Another aspect that I found intriguing is how the authors highlight that not all individuals react similarly to boredom, nor do they possess the same strategies and capacities to cope with it. Furthermore, even the same person may not react similarly in different circumstances of boredom. This emphasizes the importance of understanding the sociocultural and individual context to comprehend one’s values and ideas regarding boredom. The authors emphasize that individuals’ responses to boredom are influenced by many factors, including their cultural background, personal experiences, and individual characteristics. Cultural norms and values play a significant role in shaping how boredom is perceived and managed. For example, in some cultures, boredom may be viewed as an opportunity for introspection and self-reflection, while in others, it may be associated with laziness or a lack of productivity (Ng et al., 2015).

Boredom Is in Your Mind: A Shared Psychological-Philosophical Approach offers ideas for preventing and managing boredom, such as practicing mindfulness, seeking meaningful activities, and fostering creativity and curiosity. Despite being unable to unify boredom criteria, several facets were observed. Some experts described it as a feeling of restlessness or lack of interest in tasks or activities, while others saw it as an underlying emotion that manifests in different ways. The relationship between boredom and creativity was also discussed, and how creativity can sometimes arise from the lack of external stimuli.

Furthermore, this book delves into the evolutionary function of boredom.
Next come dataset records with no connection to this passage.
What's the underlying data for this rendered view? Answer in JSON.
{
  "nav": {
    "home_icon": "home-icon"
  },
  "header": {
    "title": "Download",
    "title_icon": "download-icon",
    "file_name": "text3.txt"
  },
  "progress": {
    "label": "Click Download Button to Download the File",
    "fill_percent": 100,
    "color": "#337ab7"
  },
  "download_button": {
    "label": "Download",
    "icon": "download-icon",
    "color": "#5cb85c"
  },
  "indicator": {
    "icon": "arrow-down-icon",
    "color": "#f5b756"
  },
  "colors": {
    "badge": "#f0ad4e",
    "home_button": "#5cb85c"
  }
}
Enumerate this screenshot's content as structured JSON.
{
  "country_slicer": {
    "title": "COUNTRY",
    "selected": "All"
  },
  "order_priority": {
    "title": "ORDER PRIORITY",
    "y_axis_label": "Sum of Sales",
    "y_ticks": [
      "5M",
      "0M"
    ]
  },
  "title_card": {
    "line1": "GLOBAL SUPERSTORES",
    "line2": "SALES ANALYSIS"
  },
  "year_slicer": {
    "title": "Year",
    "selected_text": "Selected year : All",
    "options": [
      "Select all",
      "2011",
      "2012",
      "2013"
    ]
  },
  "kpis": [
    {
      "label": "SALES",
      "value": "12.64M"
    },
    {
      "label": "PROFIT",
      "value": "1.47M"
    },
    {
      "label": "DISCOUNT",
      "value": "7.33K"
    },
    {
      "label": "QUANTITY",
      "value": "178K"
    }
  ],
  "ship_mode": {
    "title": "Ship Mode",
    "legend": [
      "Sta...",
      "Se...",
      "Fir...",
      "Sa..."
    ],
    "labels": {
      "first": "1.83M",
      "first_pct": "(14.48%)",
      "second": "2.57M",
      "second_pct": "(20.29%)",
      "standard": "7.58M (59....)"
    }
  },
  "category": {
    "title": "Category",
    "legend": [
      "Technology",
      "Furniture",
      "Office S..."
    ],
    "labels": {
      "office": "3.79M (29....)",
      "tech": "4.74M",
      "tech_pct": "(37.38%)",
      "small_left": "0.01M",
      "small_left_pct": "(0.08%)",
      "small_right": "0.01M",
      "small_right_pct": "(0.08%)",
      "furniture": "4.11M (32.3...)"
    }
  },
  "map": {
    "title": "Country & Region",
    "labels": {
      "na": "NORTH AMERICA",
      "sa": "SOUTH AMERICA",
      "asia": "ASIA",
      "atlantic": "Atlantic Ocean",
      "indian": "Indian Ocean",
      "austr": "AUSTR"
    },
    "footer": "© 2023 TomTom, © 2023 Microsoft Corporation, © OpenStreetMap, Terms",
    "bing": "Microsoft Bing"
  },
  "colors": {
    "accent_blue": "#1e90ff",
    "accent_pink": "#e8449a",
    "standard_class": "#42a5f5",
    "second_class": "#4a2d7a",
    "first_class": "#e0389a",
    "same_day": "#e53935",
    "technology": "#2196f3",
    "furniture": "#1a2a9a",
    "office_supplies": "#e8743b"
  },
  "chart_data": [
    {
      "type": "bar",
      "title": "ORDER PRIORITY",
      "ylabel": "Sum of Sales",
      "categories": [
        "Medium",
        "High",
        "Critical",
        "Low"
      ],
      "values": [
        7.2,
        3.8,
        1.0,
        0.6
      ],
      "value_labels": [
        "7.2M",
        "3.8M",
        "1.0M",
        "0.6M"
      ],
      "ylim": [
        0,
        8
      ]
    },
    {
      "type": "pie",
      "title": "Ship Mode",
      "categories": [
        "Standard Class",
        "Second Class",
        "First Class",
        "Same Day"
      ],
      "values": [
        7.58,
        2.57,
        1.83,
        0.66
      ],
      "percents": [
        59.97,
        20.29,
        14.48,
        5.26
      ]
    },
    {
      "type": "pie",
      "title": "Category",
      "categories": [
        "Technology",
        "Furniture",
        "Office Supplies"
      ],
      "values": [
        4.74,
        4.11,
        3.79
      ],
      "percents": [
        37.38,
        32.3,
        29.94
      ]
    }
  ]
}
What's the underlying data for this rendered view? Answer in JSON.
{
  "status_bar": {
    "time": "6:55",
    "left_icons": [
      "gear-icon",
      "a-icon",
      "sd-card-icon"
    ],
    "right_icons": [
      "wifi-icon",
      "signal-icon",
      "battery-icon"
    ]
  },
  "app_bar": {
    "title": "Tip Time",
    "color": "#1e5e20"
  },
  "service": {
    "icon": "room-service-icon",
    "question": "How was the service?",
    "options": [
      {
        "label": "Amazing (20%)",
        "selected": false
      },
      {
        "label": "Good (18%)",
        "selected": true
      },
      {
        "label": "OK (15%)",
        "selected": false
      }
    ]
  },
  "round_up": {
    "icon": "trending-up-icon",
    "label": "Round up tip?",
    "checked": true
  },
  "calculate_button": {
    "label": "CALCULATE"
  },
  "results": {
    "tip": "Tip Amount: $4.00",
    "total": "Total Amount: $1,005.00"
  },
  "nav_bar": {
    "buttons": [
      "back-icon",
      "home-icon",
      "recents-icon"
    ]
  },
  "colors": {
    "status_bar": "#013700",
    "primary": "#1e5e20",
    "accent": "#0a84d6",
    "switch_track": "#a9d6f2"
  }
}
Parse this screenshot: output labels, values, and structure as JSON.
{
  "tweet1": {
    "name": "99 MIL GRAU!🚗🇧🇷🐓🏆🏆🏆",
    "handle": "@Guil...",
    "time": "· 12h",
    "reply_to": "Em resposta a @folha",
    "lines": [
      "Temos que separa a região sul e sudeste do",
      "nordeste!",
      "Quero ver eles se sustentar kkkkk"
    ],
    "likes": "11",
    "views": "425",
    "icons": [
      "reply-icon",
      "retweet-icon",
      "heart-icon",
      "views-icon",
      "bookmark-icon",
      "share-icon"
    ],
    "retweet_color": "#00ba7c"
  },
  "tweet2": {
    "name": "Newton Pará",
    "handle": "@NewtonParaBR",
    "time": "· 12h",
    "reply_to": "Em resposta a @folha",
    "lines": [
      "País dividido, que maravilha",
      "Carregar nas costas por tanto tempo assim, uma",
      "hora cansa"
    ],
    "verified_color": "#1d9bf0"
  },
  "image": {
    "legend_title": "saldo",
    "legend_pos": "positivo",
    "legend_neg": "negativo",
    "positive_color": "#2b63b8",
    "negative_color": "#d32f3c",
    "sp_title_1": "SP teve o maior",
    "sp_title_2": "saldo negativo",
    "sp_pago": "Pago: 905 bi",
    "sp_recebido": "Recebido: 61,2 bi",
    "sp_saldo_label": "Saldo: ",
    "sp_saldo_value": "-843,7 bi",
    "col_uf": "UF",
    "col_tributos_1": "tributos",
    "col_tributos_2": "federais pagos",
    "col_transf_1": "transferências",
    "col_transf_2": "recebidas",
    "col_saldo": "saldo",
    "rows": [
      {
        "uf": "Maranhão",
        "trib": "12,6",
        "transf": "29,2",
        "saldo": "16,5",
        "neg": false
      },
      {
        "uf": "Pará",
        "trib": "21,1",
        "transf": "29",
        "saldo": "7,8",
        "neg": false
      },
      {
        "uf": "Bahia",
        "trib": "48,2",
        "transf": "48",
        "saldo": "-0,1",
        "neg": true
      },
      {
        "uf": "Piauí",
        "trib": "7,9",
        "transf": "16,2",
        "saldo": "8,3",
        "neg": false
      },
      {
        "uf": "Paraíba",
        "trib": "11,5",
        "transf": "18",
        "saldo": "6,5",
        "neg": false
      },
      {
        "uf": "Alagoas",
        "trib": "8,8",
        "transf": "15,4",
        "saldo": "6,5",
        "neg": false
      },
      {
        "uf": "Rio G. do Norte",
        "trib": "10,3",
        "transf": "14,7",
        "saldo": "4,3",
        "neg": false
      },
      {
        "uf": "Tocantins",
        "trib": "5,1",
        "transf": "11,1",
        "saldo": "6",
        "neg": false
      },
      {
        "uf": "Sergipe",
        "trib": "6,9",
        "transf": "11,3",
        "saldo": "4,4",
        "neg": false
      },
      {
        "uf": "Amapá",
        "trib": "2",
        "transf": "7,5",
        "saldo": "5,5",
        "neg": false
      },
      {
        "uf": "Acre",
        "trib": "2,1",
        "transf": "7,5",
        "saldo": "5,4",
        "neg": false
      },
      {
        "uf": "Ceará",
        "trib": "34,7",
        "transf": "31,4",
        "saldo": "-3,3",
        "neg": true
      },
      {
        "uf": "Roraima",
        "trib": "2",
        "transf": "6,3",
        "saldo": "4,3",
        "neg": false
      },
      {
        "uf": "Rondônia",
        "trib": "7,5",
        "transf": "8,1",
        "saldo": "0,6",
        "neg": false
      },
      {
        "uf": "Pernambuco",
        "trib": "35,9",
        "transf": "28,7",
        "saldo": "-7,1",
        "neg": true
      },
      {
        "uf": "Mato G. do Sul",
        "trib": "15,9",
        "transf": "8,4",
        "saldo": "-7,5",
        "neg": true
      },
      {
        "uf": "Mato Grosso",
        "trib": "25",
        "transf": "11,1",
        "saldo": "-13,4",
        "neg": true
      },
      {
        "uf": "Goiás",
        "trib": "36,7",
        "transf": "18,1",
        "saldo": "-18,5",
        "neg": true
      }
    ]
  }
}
It suggests that boredom could have evolved as a signalling that an individual needs to find new sources of stimulation or activities to stay alert and active. Finally, the book also describes the relationship between boredom and modern technology and how the constant stimulation provided by smartphones and other electronic devices may affect our ability to tolerate boredom. It is mentioned how technology can provide a temporary distraction from boredom. Still, it can also contribute to a greater sense of detachment and lack of human connection, an aspect of high interest that should favour the design of new research studies that provide more information on this phenomenon.

In conclusion, boredom is a common human experience that can be positive and negative. Although often considered uncomfortable, it can also be an opportunity for reflection, creativity, and personal growth. This book is a compilation of relevant research on exploring boredom from a multidimensional perspective. Undoubtedly, it is an exciting contribution that incites us to analysis, reflection, debate, and research on the subject. These aspects make this book an unavoidable reference not only for university professors and researchers but also for anyone interested in a phenomenon that we have all experienced at some point… boredom.



Csíkszentmihályi, M., Abuhamdeh, S., and Nakamura, J. (2005). Flow. Handbook of Competence and Motivation. Springer.

Granic, I., Lobel, A., and Engels, R. C. M. E. (2014). The Benefits of Playing Video Games. American Psychologist, 69(1), 66–78.

Ng, A., Liu, Y., Chen, J., and Eastwood, J. D. (2015). Culture and State Boredom: A Comparison Between European Canadians and Chinese. Personality and Individual Differences, 75, 1318.

Ryan, R. M., Rigby, C. S., and Przybylski, A. (2006). The Motivational Pull of Video Games: A Self-Determination Theory Approach. Motivation and Emotion, 30, 344–360.